John K. Samson’s debut full-length album, Provincial, is a winter treat. The release takes the listener down four paths that run through the province of Manitoba, where Samson resides. It features re-recorded songs as well as new material. Provincial leans on the softer side with some hard-hitting jams thrown in to shake things up a bit. The brassy tones in “Highway 1 East” lead the last one into “Heart Of The Continent,” which acts like a tour of the area, but specifically to a fallen place. Bubbly guitars and light drums bring Samson to reminisce about what appears to be a weekly tradition where he grew up in “Cruise Night.”
Provincial‘s more energetic songs are much like those of The Weakerthans, which is a change of pace for the down and nostalgic vibe of the release. “When I Write My Master’s Thesis” takes the journey from the town to Samson’s college experience; his lyrics are so visual that you can play out what’s going on in your mind.
Samson’s lyrical style is what makes him stand out among others in the genre. Despite the emotive vocals in “The Last And,” it’s the double bass and piano that truly makes the piece pop. In contrast to its Eastern-sounding cousin, “Highway 1 West” is a warm finish to an overall cold album. “Taps Reversed” finally brings the tour of the town to a close with twinkling keys and peaceful harmonies that are provided with the help of Christine Fellows.
Provincial’s nostalgicfeel is enough to make one look at their own hometown in a different light, and the little things that are easy to miss.
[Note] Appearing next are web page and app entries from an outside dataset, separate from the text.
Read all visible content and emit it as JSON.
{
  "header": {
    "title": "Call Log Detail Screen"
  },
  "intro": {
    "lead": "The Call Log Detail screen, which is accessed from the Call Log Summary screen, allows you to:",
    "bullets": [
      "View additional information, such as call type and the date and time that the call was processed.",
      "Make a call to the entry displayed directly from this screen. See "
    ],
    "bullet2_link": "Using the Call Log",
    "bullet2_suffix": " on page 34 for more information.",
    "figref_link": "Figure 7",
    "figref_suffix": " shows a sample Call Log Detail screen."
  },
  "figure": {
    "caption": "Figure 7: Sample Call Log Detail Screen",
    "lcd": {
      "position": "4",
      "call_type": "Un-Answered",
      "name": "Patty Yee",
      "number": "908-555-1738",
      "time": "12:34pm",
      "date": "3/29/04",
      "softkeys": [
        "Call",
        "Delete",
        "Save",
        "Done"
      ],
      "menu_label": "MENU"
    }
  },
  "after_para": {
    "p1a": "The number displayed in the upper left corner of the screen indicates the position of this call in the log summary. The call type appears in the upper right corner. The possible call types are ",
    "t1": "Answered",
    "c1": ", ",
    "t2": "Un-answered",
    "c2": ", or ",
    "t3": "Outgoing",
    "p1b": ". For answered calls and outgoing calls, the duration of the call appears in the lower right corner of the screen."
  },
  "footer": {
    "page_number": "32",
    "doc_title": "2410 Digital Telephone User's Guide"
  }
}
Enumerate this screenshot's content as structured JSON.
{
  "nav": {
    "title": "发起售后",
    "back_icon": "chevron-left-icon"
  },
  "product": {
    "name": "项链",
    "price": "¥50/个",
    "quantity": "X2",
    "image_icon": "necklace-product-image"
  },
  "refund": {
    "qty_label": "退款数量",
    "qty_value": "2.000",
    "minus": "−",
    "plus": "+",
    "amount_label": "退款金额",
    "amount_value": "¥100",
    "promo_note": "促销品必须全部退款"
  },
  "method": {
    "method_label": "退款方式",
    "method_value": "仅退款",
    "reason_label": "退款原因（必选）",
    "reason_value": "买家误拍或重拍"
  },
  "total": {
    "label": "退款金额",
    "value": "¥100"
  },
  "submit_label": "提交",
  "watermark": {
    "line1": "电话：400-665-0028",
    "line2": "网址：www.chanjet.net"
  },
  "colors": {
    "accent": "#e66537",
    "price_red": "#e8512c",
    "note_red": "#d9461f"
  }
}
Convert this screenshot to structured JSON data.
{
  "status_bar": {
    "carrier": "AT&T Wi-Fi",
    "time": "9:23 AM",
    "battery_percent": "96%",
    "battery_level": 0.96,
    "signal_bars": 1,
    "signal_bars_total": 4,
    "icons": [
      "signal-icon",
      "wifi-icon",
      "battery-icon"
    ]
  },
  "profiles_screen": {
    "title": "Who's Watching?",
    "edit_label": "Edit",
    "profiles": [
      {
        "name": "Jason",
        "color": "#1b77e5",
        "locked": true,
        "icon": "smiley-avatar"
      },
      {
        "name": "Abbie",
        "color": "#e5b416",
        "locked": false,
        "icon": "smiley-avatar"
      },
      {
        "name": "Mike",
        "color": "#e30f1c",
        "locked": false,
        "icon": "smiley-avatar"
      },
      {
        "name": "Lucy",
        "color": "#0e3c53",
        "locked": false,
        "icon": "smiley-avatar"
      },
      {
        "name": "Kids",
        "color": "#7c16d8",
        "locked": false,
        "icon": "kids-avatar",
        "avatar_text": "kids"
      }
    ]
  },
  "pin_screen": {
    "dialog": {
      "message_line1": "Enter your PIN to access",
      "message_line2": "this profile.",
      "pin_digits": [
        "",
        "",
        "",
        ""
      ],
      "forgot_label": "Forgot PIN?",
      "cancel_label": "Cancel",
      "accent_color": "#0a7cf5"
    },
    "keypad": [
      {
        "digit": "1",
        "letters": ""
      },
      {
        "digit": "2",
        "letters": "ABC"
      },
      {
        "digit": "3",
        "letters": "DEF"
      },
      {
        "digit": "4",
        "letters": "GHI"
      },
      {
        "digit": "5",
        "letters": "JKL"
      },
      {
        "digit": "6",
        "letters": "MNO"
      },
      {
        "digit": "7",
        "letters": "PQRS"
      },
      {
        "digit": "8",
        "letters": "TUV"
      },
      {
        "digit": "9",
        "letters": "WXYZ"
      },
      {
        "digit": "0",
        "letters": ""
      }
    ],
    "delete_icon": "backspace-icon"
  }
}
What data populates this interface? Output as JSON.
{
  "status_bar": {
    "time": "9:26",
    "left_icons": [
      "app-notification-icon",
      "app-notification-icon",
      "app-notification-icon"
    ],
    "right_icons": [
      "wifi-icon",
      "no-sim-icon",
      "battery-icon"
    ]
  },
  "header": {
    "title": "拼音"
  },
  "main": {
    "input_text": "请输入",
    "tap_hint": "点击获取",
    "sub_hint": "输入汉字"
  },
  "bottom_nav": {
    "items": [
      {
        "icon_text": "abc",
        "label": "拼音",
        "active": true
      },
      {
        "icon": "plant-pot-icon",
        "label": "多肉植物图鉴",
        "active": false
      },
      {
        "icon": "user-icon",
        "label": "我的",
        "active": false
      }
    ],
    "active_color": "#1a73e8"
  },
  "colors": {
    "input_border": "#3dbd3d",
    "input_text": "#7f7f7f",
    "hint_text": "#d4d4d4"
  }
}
John K. Samson hits the nail on the head when it comes to an overall ear-pleasing listen.